Howell said this could well be important because if such a loan clause were violated, that would be part of the corporate disclosure. Howell went on to note that if an auditor were to become aware that a fraud was “committed and that fraud resulted in resources being used to pay a bribe, the auditor then needs to take a hard look at all the disclosures about the contingencies. If they’re uncomfortable with that, they need to report themselves about what they think that the client may have missed. When fraud is discovered, they cannot keep silent. They have to report it.”

I concluded by asking Howell about the SEC Audit Standard No. 5: what it is and how it ties into the FCPA and the line through SOX all the way to Dodd-Frank. Howell said the precursor to Audit Standard No. 5 was Audit Standard No. 2 which specified what Howell called a bunch of ““thou shalt do” stuff that became very mechanical and it drove people’s costs up and it made people uncomfortable.”

This led to the adoption of Audit Standard No. 5 and a change to a more risk based focus using a principles-based audit standard. The SEC wanted to direct “auditors to those areas that present the highest risk, such as financial statement, closed processes, and controls designed to prevent fraud by management. It emphasizes that the auditor is not required to scope the audit to find deficiencies that don’t constitute material weaknesses.”

Howell believes that bribery and corruption are subsets of fraud and auditors are “required to always disclose fraud, even if it’s immaterial. If they find fraud, and even if the fraud is immaterial, it still means that it could be a failure in the controlled environment that means that they can no longer really rely on those controls. They have to do something else. What they would do is substantive testing, which that means then they would go back and start to look at everything. That’s prohibitively expensive. It takes an enormous amount of time and it results in audits that are not sustainable.”

This means one can then draw even a line to Audit Standard No. 5 and the risks that companies have doing business outside of the US under the FCPA as a risk that needs to be audited. Howell said this means you have to incorporate such an analysis into your FCPA compliance program because if you are doing business in high-risk countries which have a reputation for bribery as a way of doing business and you have operations there that rely on third parties that are securing contracts for you, you have an obligation to build a controlled environment which both prevents, to the best of your ability, mistakes from happening, bribes, and then if one were to happen, to be on the lookout for where that would most certainly and most likely show up.

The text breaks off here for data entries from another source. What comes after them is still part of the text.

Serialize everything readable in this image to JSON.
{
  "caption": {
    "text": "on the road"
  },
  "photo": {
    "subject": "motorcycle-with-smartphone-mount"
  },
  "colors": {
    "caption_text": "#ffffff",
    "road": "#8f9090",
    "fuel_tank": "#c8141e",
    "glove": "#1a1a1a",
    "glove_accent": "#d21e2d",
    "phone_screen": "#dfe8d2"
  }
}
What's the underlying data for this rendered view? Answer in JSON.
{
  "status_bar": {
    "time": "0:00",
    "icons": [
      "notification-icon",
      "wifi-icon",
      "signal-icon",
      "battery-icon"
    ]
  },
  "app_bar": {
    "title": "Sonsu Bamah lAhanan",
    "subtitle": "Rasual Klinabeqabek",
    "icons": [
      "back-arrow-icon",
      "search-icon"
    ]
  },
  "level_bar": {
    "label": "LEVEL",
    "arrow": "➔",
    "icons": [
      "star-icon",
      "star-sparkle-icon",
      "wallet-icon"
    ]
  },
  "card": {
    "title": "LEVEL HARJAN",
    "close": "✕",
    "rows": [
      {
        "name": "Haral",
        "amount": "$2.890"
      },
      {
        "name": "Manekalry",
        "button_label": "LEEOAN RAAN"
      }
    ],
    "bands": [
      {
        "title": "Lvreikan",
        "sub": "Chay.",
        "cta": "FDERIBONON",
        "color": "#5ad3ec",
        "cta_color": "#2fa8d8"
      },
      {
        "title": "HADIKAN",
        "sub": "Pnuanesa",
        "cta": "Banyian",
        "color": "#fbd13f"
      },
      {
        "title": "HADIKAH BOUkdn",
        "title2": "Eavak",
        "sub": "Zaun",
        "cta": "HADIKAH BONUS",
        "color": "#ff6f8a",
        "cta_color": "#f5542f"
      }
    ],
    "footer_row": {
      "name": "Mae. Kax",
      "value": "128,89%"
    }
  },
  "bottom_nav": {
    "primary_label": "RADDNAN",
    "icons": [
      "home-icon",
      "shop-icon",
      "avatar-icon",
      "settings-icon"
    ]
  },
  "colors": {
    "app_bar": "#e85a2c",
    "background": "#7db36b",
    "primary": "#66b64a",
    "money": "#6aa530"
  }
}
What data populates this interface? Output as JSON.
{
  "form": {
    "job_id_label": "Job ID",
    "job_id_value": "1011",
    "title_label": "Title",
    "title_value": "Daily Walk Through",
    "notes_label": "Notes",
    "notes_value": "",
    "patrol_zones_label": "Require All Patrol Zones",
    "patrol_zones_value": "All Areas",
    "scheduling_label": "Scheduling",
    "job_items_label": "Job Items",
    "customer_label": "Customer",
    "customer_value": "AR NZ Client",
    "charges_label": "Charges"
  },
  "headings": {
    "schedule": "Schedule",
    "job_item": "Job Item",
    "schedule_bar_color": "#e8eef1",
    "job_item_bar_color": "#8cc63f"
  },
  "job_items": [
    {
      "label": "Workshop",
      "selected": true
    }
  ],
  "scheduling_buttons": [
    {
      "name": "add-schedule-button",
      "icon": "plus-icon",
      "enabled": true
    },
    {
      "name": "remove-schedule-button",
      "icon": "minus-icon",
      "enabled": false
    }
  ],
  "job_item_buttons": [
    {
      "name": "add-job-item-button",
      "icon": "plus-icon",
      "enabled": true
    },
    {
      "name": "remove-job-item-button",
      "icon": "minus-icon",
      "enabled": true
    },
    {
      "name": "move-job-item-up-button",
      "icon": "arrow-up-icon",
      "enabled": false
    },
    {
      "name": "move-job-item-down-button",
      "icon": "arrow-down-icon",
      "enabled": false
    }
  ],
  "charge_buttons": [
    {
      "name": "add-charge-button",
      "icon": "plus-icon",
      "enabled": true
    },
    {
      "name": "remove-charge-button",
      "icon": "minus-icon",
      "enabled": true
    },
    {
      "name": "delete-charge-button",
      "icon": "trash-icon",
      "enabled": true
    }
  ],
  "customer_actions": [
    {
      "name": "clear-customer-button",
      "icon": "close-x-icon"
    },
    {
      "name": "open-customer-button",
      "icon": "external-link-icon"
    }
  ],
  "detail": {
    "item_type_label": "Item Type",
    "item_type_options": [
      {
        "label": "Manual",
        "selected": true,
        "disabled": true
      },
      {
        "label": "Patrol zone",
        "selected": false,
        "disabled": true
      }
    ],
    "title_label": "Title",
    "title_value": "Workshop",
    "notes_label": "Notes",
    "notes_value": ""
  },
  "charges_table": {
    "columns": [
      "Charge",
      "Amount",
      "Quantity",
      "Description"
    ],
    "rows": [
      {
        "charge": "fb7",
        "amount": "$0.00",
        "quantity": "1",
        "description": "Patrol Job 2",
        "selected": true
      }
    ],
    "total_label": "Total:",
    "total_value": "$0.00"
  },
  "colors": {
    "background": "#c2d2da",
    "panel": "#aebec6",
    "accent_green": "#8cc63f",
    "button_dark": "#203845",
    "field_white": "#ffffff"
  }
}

Howell said this could be a variety of responses, including “transaction monitoring, surprise counts, sending in auditors to actually be part of that control environment to look for all the documentation. It is important to also have that sense of remediation. If you find it, what do you do with it? To whom do you report? What processes are in place? Are they working?”

 

This publication contains general information only and is based on the experiences and research of the author. The author is not, by means of this publication, rendering business, legal advice, or other professional advice or services. This publication is not a substitute for such legal advice or services, nor should it be used as a basis for any decision or action that may affect your business. Before making any decision or taking any action that may affect your business, you should consult a qualified legal advisor. The author, his affiliates, and related entities shall not be responsible for any loss sustained by any person or entity that relies on this publication. The Author gives his permission to link, post, distribute, or reference this article for any lawful purpose, provided attribution is made to the author. The author can be reached at tfox@tfoxlaw.com.

© Thomas R. Fox, 2016